The Mexican Association of Car Distributors (AMDA) blamed the dip on rising cost of automobiles and diminished purchasing power.
This transactional diminution is significantly higher than the national trend measured by the AMDA in the same period, which was 9.4 percent. The result is that Jalisco, for 20 years third in car sales for the nation, has fallen to fourth place. Occupying the first, second and third slots are, respectively, Ciudad de Mexico, Estado de Mexico and Nuevo Leon.
Another reason for the shift, according to AMDA National Director Guillermo Rosales Zarate, is an increase in interest rates. Citizens who would otherwise have taken out loans for cars have thought twice about the decision.
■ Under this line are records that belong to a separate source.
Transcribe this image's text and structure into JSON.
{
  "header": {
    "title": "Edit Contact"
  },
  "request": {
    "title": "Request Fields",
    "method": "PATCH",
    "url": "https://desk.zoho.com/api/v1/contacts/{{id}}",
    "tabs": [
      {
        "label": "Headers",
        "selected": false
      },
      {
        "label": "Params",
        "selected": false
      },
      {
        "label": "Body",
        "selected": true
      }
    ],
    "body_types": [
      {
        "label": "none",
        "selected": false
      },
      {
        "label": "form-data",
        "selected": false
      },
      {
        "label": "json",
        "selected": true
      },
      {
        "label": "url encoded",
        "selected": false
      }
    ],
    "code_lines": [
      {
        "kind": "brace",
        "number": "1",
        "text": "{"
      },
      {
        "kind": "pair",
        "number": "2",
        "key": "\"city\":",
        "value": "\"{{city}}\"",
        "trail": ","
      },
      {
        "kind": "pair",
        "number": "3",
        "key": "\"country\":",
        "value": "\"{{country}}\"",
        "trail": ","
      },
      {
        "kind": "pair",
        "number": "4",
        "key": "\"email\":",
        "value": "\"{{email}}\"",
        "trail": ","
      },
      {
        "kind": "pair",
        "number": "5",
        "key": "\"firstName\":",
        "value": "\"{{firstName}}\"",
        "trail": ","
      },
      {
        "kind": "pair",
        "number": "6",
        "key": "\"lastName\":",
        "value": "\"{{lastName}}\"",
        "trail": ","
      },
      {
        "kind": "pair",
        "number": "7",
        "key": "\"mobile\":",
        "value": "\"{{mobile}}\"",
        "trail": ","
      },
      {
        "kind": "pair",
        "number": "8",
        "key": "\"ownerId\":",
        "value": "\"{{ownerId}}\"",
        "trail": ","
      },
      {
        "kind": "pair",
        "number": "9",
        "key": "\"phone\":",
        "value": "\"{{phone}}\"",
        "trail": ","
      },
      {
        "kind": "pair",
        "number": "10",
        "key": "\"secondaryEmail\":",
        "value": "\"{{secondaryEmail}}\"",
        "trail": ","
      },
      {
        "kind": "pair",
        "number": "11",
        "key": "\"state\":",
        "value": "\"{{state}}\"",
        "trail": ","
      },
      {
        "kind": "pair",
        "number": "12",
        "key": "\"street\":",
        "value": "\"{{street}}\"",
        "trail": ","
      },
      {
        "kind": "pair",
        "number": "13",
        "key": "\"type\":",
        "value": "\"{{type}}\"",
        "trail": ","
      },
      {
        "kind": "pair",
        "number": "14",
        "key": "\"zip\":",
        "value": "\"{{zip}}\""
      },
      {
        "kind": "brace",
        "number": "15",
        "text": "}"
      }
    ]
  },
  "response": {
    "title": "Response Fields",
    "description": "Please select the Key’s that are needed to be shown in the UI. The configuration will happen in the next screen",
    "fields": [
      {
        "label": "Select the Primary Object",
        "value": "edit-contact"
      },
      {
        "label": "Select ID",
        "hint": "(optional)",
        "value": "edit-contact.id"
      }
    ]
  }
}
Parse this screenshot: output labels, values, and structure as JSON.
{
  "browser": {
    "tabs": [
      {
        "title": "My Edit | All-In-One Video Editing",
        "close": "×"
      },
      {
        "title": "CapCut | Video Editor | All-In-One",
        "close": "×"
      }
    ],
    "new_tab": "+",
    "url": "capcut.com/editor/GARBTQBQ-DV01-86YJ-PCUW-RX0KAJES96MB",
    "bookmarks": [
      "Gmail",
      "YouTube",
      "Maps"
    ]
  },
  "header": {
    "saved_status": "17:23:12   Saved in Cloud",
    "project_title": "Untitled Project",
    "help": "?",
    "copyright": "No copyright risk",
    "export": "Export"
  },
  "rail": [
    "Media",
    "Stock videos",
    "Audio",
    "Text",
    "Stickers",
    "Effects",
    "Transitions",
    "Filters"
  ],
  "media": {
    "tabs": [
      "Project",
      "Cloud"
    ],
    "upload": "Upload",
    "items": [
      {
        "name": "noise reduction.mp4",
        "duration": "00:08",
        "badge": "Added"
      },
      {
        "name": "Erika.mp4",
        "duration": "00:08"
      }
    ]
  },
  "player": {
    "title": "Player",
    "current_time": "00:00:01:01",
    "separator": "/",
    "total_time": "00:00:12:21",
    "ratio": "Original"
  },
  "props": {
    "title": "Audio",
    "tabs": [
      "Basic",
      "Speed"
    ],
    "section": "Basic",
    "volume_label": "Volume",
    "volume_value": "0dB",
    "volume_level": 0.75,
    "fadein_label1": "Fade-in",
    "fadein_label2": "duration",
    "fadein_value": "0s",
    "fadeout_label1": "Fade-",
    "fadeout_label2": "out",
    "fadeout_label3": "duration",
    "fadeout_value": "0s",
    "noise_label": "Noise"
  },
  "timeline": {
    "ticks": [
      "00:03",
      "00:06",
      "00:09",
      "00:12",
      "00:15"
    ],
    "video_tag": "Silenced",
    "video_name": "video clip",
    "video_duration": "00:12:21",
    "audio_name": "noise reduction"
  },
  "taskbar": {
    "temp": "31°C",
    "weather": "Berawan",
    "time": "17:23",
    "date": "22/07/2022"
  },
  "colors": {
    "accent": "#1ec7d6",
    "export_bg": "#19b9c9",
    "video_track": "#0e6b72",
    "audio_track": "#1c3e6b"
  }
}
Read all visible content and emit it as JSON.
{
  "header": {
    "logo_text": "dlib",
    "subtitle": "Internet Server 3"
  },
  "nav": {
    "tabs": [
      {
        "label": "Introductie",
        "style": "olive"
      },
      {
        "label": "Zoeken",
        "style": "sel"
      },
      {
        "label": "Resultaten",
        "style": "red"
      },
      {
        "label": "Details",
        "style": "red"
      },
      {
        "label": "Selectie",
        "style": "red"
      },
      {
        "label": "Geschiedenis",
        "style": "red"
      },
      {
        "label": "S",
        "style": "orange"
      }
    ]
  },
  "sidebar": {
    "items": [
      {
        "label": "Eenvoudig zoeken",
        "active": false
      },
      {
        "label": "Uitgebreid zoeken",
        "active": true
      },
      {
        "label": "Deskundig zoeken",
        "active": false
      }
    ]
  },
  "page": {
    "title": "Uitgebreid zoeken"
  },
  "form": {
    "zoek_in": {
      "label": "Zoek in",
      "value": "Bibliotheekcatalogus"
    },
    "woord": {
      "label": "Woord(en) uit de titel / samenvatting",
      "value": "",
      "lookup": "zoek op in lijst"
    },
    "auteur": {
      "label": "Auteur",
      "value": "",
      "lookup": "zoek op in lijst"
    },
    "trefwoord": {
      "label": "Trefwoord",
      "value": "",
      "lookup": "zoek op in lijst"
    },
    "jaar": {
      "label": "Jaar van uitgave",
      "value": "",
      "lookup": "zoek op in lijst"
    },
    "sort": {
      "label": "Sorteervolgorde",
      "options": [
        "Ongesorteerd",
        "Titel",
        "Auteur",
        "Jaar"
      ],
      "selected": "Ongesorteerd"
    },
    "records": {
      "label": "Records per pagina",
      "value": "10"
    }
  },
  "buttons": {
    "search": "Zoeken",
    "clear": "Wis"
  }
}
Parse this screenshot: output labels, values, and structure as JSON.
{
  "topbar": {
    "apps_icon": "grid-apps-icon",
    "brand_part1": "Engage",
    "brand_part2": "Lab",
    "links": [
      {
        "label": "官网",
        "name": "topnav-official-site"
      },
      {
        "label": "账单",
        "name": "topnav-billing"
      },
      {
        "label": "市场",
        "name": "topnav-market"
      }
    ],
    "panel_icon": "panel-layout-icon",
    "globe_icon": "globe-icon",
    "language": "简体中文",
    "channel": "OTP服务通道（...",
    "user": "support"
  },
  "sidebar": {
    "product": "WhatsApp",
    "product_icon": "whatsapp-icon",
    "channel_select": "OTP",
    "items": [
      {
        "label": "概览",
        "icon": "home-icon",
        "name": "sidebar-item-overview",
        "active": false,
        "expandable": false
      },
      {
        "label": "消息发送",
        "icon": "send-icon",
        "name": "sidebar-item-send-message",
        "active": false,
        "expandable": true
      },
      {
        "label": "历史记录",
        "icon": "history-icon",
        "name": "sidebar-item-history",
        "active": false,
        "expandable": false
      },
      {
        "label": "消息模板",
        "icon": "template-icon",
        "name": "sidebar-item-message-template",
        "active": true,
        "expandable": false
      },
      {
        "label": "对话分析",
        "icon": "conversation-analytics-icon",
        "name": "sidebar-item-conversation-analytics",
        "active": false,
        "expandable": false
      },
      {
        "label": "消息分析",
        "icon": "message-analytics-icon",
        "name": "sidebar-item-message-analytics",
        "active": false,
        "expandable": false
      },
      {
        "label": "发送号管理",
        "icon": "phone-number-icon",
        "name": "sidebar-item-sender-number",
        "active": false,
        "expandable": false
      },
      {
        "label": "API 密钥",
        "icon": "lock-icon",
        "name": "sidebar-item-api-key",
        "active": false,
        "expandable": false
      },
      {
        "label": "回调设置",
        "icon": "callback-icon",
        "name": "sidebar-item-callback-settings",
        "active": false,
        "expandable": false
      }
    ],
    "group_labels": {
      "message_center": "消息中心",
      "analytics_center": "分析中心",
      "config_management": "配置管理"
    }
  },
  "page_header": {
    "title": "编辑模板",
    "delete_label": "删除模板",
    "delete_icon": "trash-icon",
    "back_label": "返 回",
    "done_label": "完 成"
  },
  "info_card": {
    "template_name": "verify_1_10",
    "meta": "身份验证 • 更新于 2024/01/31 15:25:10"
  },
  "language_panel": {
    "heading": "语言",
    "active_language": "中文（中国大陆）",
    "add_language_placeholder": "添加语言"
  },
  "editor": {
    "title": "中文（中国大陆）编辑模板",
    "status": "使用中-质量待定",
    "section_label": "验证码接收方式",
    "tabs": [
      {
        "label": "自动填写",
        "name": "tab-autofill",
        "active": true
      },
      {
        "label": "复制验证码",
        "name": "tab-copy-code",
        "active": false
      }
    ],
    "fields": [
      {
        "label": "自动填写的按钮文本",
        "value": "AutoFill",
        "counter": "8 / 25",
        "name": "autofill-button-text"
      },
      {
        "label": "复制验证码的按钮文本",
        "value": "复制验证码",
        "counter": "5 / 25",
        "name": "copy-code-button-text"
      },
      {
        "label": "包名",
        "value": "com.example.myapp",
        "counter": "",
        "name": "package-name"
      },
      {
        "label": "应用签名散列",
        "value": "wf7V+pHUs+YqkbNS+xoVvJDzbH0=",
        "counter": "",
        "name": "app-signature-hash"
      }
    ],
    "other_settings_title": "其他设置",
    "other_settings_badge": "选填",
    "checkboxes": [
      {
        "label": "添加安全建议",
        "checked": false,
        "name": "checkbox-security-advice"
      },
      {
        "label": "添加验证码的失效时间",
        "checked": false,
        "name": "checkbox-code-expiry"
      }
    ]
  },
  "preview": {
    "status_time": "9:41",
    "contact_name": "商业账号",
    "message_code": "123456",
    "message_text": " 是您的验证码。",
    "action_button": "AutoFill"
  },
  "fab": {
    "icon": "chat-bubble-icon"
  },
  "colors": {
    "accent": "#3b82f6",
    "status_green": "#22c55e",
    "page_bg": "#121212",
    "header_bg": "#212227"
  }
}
Nonetheless, AMDA Jalisco director Jorge Rodriguez is optimistic. “What we’re seeing on the state level is due to the fact that [Jalisco] comes from a position of higher economic growth than that of the national average. It’s normal that the drop we’re experiencing should likewise be more significant.”
Rodriguez expects Jalisco to retake its position at number three in automotive purchases in the next few months.
Taking a longer view, however, the picture is more murky, Rosales noted, due to the complicated renegotiation of NAFTA.
“The uncertainty around [NAFTA] affects the economy as a whole, which in turn affects the automotive sector,” he said.